## Your assignment
Report every line of the listing below in which the string "content" appears.

START Input records

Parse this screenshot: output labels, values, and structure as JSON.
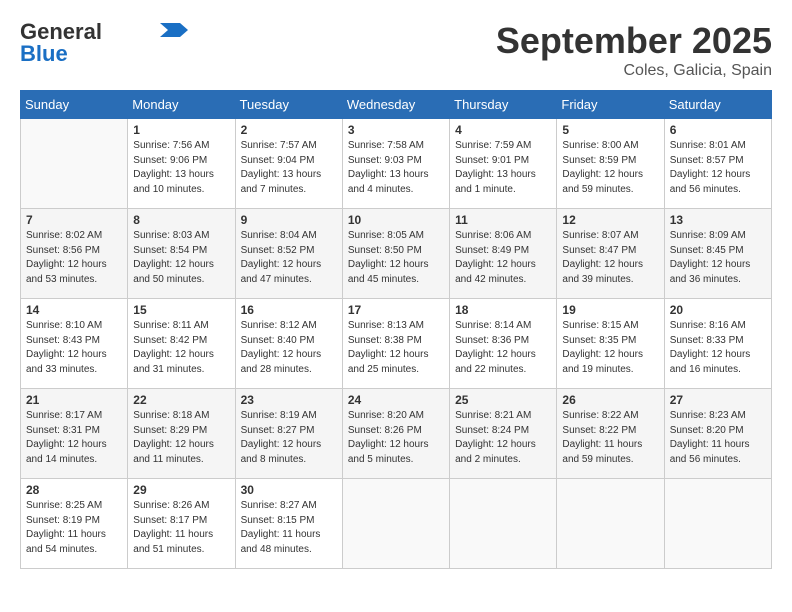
{
  "header": {
    "logo_line1": "General",
    "logo_line2": "Blue",
    "month_year": "September 2025",
    "location": "Coles, Galicia, Spain"
  },
  "weekdays": [
    "Sunday",
    "Monday",
    "Tuesday",
    "Wednesday",
    "Thursday",
    "Friday",
    "Saturday"
  ],
  "weeks": [
    [
      {
        "day": "",
        "info": ""
      },
      {
        "day": "1",
        "info": "Sunrise: 7:56 AM\nSunset: 9:06 PM\nDaylight: 13 hours\nand 10 minutes."
      },
      {
        "day": "2",
        "info": "Sunrise: 7:57 AM\nSunset: 9:04 PM\nDaylight: 13 hours\nand 7 minutes."
      },
      {
        "day": "3",
        "info": "Sunrise: 7:58 AM\nSunset: 9:03 PM\nDaylight: 13 hours\nand 4 minutes."
      },
      {
        "day": "4",
        "info": "Sunrise: 7:59 AM\nSunset: 9:01 PM\nDaylight: 13 hours\nand 1 minute."
      },
      {
        "day": "5",
        "info": "Sunrise: 8:00 AM\nSunset: 8:59 PM\nDaylight: 12 hours\nand 59 minutes."
      },
      {
        "day": "6",
        "info": "Sunrise: 8:01 AM\nSunset: 8:57 PM\nDaylight: 12 hours\nand 56 minutes."
      }
    ],
    [
      {
        "day": "7",
        "info": "Sunrise: 8:02 AM\nSunset: 8:56 PM\nDaylight: 12 hours\nand 53 minutes."
      },
      {
        "day": "8",
        "info": "Sunrise: 8:03 AM\nSunset: 8:54 PM\nDaylight: 12 hours\nand 50 minutes."
      },
      {
        "day": "9",
        "info": "Sunrise: 8:04 AM\nSunset: 8:52 PM\nDaylight: 12 hours\nand 47 minutes."
      },
      {
        "day": "10",
        "info": "Sunrise: 8:05 AM\nSunset: 8:50 PM\nDaylight: 12 hours\nand 45 minutes."
      },
      {
        "day": "11",
        "info": "Sunrise: 8:06 AM\nSunset: 8:49 PM\nDaylight: 12 hours\nand 42 minutes."
      },
      {
        "day": "12",
        "info": "Sunrise: 8:07 AM\nSunset: 8:47 PM\nDaylight: 12 hours\nand 39 minutes."
      },
      {
        "day": "13",
        "info": "Sunrise: 8:09 AM\nSunset: 8:45 PM\nDaylight: 12 hours\nand 36 minutes."
      }
    ],
    [
      {
        "day": "14",
        "info": "Sunrise: 8:10 AM\nSunset: 8:43 PM\nDaylight: 12 hours\nand 33 minutes."
      },
      {
        "day": "15",
        "info": "Sunrise: 8:11 AM\nSunset: 8:42 PM\nDaylight: 12 hours\nand 31 minutes."
      },
      {
        "day": "16",
        "info": "Sunrise: 8:12 AM\nSunset: 8:40 PM\nDaylight: 12 hours\nand 28 minutes."
      },
      {
        "day": "17",
        "info": "Sunrise: 8:13 AM\nSunset: 8:38 PM\nDaylight: 12 hours\nand 25 minutes."
      },
      {
        "day": "18",
        "info": "Sunrise: 8:14 AM\nSunset: 8:36 PM\nDaylight: 12 hours\nand 22 minutes."
      },
      {
        "day": "19",
        "info": "Sunrise: 8:15 AM\nSunset: 8:35 PM\nDaylight: 12 hours\nand 19 minutes."
      },
      {
        "day": "20",
        "info": "Sunrise: 8:16 AM\nSunset: 8:33 PM\nDaylight: 12 hours\nand 16 minutes."
      }
    ],
    [
      {
        "day": "21",
        "info": "Sunrise: 8:17 AM\nSunset: 8:31 PM\nDaylight: 12 hours\nand 14 minutes."
      },
      {
        "day": "22",
        "info": "Sunrise: 8:18 AM\nSunset: 8:29 PM\nDaylight: 12 hours\nand 11 minutes."
      },
      {
        "day": "23",
        "info": "Sunrise: 8:19 AM\nSunset: 8:27 PM\nDaylight: 12 hours\nand 8 minutes."
      },
      {
        "day": "24",
        "info": "Sunrise: 8:20 AM\nSunset: 8:26 PM\nDaylight: 12 hours\nand 5 minutes."
      },
      {
        "day": "25",
        "info": "Sunrise: 8:21 AM\nSunset: 8:24 PM\nDaylight: 12 hours\nand 2 minutes."
      },
      {
        "day": "26",
        "info": "Sunrise: 8:22 AM\nSunset: 8:22 PM\nDaylight: 11 hours\nand 59 minutes."
      },
      {
        "day": "27",
        "info": "Sunrise: 8:23 AM\nSunset: 8:20 PM\nDaylight: 11 hours\nand 56 minutes."
      }
    ],
    [
      {
        "day": "28",
        "info": "Sunrise: 8:25 AM\nSunset: 8:19 PM\nDaylight: 11 hours\nand 54 minutes."
      },
      {
        "day": "29",
        "info": "Sunrise: 8:26 AM\nSunset: 8:17 PM\nDaylight: 11 hours\nand 51 minutes."
      },
      {
        "day": "30",
        "info": "Sunrise: 8:27 AM\nSunset: 8:15 PM\nDaylight: 11 hours\nand 48 minutes."
      },
      {
        "day": "",
        "info": ""
      },
      {
        "day": "",
        "info": ""
      },
      {
        "day": "",
        "info": ""
      },
      {
        "day": "",
        "info": ""
      }
    ]
  ]
}
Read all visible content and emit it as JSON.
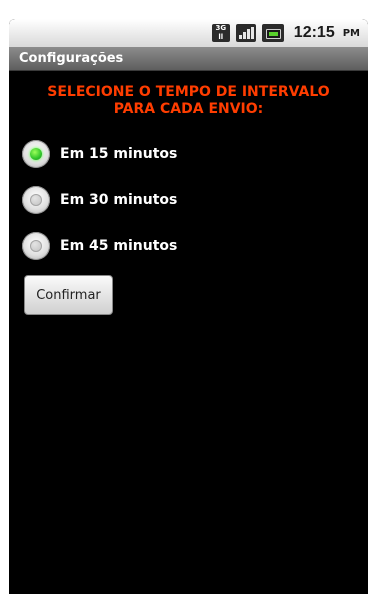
{
  "status_bar": {
    "network_badge": [
      "3G",
      "ll"
    ],
    "time": "12:15",
    "ampm": "PM",
    "icons": [
      "network-3g-icon",
      "signal-icon",
      "battery-icon"
    ]
  },
  "title_bar": {
    "title": "Configurações"
  },
  "heading": {
    "line1": "SELECIONE O TEMPO DE INTERVALO",
    "line2": "PARA CADA ENVIO:",
    "color": "#ff3d00"
  },
  "options": [
    {
      "label": "Em 15 minutos",
      "selected": true
    },
    {
      "label": "Em 30 minutos",
      "selected": false
    },
    {
      "label": "Em 45 minutos",
      "selected": false
    }
  ],
  "confirm_button": {
    "label": "Confirmar"
  }
}
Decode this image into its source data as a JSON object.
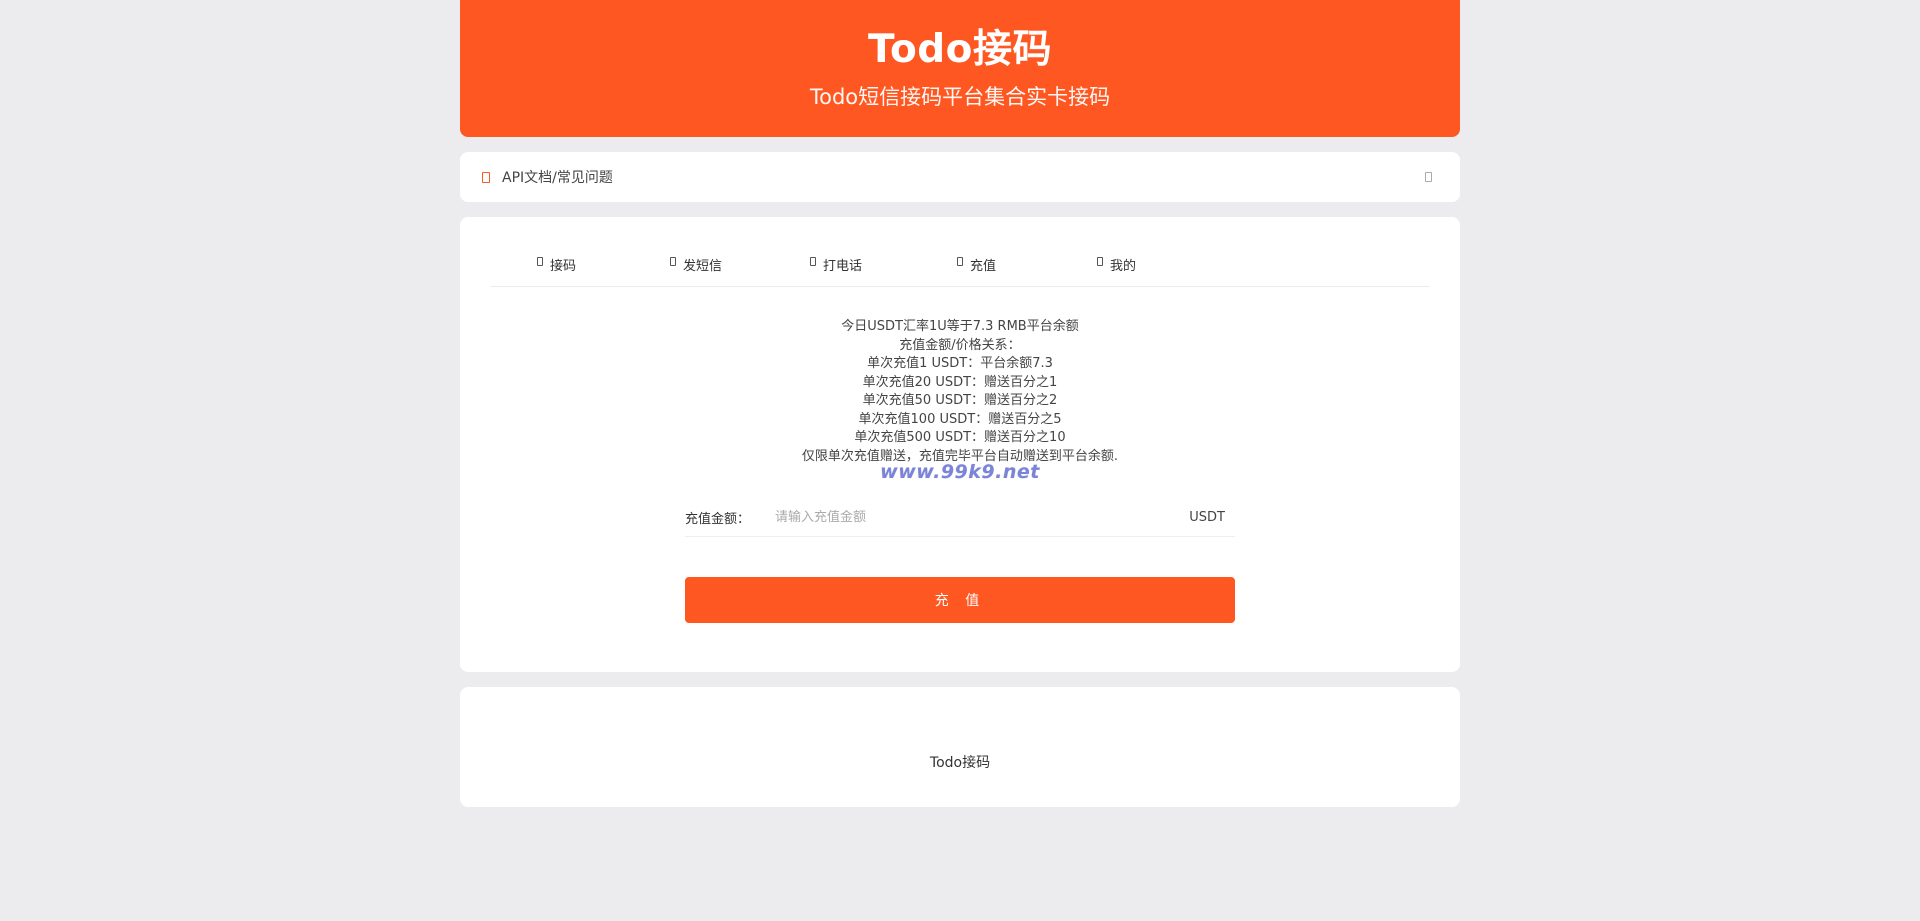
{
  "header": {
    "title": "Todo接码",
    "subtitle": "Todo短信接码平台集合实卡接码"
  },
  "notice": {
    "label": "API文档/常见问题"
  },
  "tabs": [
    {
      "label": "接码"
    },
    {
      "label": "发短信"
    },
    {
      "label": "打电话"
    },
    {
      "label": "充值"
    },
    {
      "label": "我的"
    }
  ],
  "recharge": {
    "info_lines": [
      "今日USDT汇率1U等于7.3 RMB平台余额",
      "充值金额/价格关系：",
      "单次充值1 USDT：平台余额7.3",
      "单次充值20 USDT：赠送百分之1",
      "单次充值50 USDT：赠送百分之2",
      "单次充值100 USDT：赠送百分之5",
      "单次充值500 USDT：赠送百分之10",
      "仅限单次充值赠送，充值完毕平台自动赠送到平台余额."
    ],
    "watermark": "www.99k9.net",
    "amount_label": "充值金额：",
    "amount_placeholder": "请输入充值金额",
    "amount_value": "",
    "unit": "USDT",
    "submit_label": "充 值"
  },
  "footer": {
    "text": "Todo接码"
  },
  "colors": {
    "accent": "#ff5722",
    "background": "#ececee",
    "watermark": "#7b84d6"
  }
}
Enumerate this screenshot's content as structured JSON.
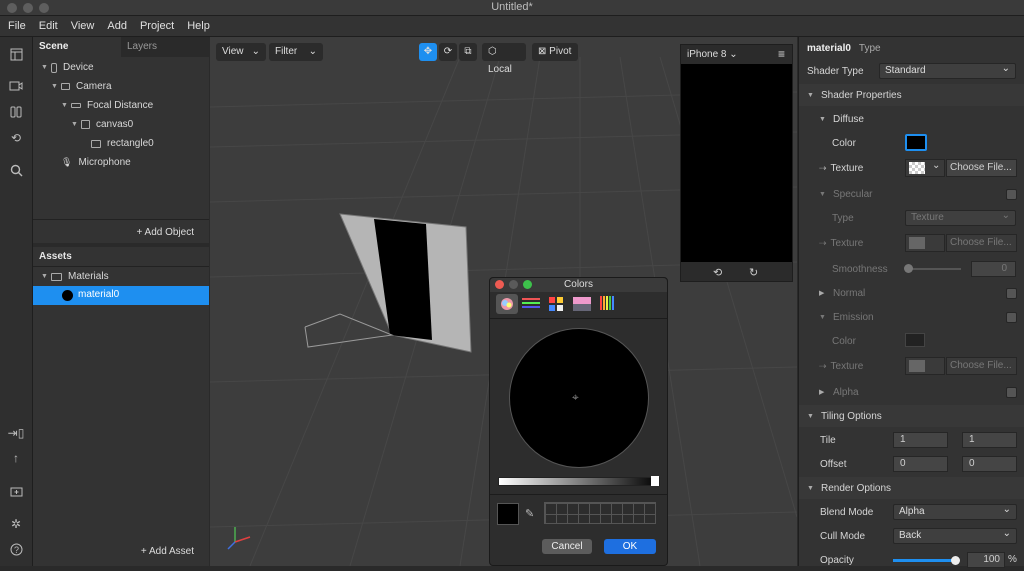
{
  "window": {
    "title": "Untitled*"
  },
  "menu": [
    "File",
    "Edit",
    "View",
    "Add",
    "Project",
    "Help"
  ],
  "scene": {
    "tab_scene": "Scene",
    "tab_layers": "Layers",
    "items": [
      "Device",
      "Camera",
      "Focal Distance",
      "canvas0",
      "rectangle0",
      "Microphone"
    ],
    "add_object": "+ Add Object"
  },
  "assets": {
    "title": "Assets",
    "folder": "Materials",
    "item": "material0",
    "add_asset": "+ Add Asset"
  },
  "viewport": {
    "view": "View",
    "filter": "Filter",
    "local": "Local",
    "pivot": "Pivot"
  },
  "device": {
    "name": "iPhone 8"
  },
  "colors": {
    "title": "Colors",
    "cancel": "Cancel",
    "ok": "OK"
  },
  "inspector": {
    "name": "material0",
    "type": "Type",
    "shader_type_label": "Shader Type",
    "shader_type": "Standard",
    "shader_props": "Shader Properties",
    "diffuse": "Diffuse",
    "color": "Color",
    "texture": "Texture",
    "choose": "Choose File...",
    "specular": "Specular",
    "type_value": "Texture",
    "smoothness": "Smoothness",
    "smooth_value": "0",
    "normal": "Normal",
    "emission": "Emission",
    "alpha": "Alpha",
    "tiling": "Tiling Options",
    "tile": "Tile",
    "tile_x": "1",
    "tile_y": "1",
    "offset": "Offset",
    "off_x": "0",
    "off_y": "0",
    "render": "Render Options",
    "blend_label": "Blend Mode",
    "blend": "Alpha",
    "cull_label": "Cull Mode",
    "cull": "Back",
    "opacity_label": "Opacity",
    "opacity": "100",
    "opacity_unit": "%"
  }
}
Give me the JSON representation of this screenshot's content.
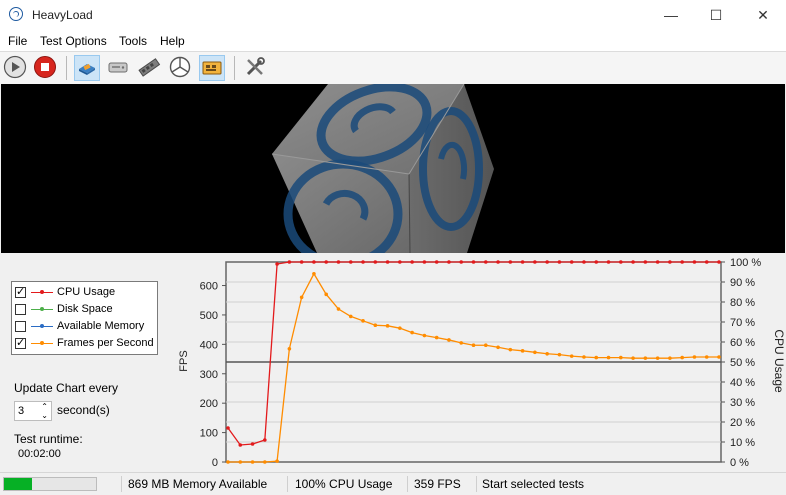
{
  "window": {
    "title": "HeavyLoad",
    "minimize": "—",
    "maximize": "☐",
    "close": "✕"
  },
  "menu": [
    "File",
    "Test Options",
    "Tools",
    "Help"
  ],
  "toolbar": {
    "items": [
      {
        "icon": "play-icon",
        "active": false
      },
      {
        "icon": "stop-icon",
        "active": false
      },
      {
        "icon": "cpu-icon",
        "active": true
      },
      {
        "icon": "disk-icon",
        "active": false
      },
      {
        "icon": "memory-icon",
        "active": false
      },
      {
        "icon": "gpu-icon",
        "active": false
      },
      {
        "icon": "threads-icon",
        "active": true
      },
      {
        "icon": "tools-icon",
        "active": false
      }
    ]
  },
  "legend": [
    {
      "label": "CPU Usage",
      "checked": true,
      "color": "#e31a1c"
    },
    {
      "label": "Disk Space",
      "checked": false,
      "color": "#4daf4a"
    },
    {
      "label": "Available Memory",
      "checked": false,
      "color": "#2b6cc4"
    },
    {
      "label": "Frames per Second",
      "checked": true,
      "color": "#ff8c00"
    }
  ],
  "settings": {
    "update_label": "Update Chart every",
    "update_value": "3",
    "update_unit": "second(s)",
    "runtime_label": "Test runtime:",
    "runtime_value": "00:02:00"
  },
  "chart_data": {
    "type": "line",
    "left_axis": {
      "label": "FPS",
      "ticks": [
        "0",
        "100",
        "200",
        "300",
        "400",
        "500",
        "600"
      ],
      "range": [
        0,
        680
      ]
    },
    "right_axis": {
      "label": "CPU Usage",
      "ticks": [
        "0 %",
        "10 %",
        "20 %",
        "30 %",
        "40 %",
        "50 %",
        "60 %",
        "70 %",
        "80 %",
        "90 %",
        "100 %"
      ],
      "range": [
        0,
        100
      ]
    },
    "reference_line_fps": 340,
    "series": [
      {
        "name": "CPU Usage",
        "axis": "right",
        "color": "#e31a1c",
        "values": [
          17,
          8.5,
          9,
          11,
          99,
          100,
          100,
          100,
          100,
          100,
          100,
          100,
          100,
          100,
          100,
          100,
          100,
          100,
          100,
          100,
          100,
          100,
          100,
          100,
          100,
          100,
          100,
          100,
          100,
          100,
          100,
          100,
          100,
          100,
          100,
          100,
          100,
          100,
          100,
          100,
          100
        ]
      },
      {
        "name": "Frames per Second",
        "axis": "left",
        "color": "#ff8c00",
        "values": [
          0,
          0,
          0,
          0,
          3,
          385,
          560,
          640,
          570,
          520,
          495,
          480,
          465,
          463,
          455,
          440,
          430,
          423,
          415,
          405,
          397,
          397,
          390,
          382,
          378,
          373,
          368,
          365,
          360,
          357,
          355,
          355,
          355,
          353,
          353,
          353,
          353,
          355,
          357,
          357,
          357
        ]
      }
    ]
  },
  "status": {
    "progress": 0.3,
    "memory": "869 MB Memory Available",
    "cpu": "100% CPU Usage",
    "fps": "359 FPS",
    "message": "Start selected tests"
  }
}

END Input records

## Response to this task
Read all visible content and emit it as JSON.
Enumerate this screenshot's content as structured JSON.
Give me the JSON representation of this screenshot's content.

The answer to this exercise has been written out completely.